[[ AVAILABLE DATA, beginning ]]
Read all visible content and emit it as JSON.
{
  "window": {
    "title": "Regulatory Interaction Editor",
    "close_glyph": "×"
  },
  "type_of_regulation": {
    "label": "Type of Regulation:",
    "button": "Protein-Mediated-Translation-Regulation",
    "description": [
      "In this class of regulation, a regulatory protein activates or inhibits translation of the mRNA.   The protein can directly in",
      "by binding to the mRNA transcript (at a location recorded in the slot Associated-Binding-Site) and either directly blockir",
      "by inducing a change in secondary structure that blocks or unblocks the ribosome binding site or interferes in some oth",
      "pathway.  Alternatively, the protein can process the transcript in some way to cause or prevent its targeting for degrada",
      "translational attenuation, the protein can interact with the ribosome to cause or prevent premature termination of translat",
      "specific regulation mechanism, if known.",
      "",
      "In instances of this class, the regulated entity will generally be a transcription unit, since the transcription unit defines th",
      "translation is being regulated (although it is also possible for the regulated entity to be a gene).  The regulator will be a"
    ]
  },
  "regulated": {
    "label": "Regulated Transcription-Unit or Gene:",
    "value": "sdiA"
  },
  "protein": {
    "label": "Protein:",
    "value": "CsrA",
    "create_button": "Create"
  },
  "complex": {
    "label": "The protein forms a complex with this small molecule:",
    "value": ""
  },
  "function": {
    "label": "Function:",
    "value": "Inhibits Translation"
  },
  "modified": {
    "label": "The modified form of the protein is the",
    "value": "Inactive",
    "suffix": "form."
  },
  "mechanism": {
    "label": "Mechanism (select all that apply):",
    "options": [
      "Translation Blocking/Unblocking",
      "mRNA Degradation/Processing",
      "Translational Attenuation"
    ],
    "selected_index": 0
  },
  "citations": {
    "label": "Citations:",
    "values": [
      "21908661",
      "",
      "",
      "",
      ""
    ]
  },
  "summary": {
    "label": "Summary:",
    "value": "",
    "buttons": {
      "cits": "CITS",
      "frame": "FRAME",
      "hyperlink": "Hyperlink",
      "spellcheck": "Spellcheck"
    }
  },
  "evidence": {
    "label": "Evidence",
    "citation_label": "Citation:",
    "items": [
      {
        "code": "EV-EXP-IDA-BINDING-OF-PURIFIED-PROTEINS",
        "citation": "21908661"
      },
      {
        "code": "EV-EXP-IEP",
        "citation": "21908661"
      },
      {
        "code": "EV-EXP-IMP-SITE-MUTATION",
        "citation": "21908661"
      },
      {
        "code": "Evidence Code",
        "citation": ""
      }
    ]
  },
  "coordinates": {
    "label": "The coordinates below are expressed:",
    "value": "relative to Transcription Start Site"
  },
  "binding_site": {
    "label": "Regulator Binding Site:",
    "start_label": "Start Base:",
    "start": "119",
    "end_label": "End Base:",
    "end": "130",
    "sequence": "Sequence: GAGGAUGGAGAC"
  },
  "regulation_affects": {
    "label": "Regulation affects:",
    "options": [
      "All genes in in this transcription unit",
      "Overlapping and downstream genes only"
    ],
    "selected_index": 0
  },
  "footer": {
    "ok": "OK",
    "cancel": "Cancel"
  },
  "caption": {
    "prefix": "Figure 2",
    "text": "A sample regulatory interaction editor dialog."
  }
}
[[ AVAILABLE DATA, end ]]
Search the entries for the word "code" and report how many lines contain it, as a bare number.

- **ANSWER TO THIS PROBLEM**
4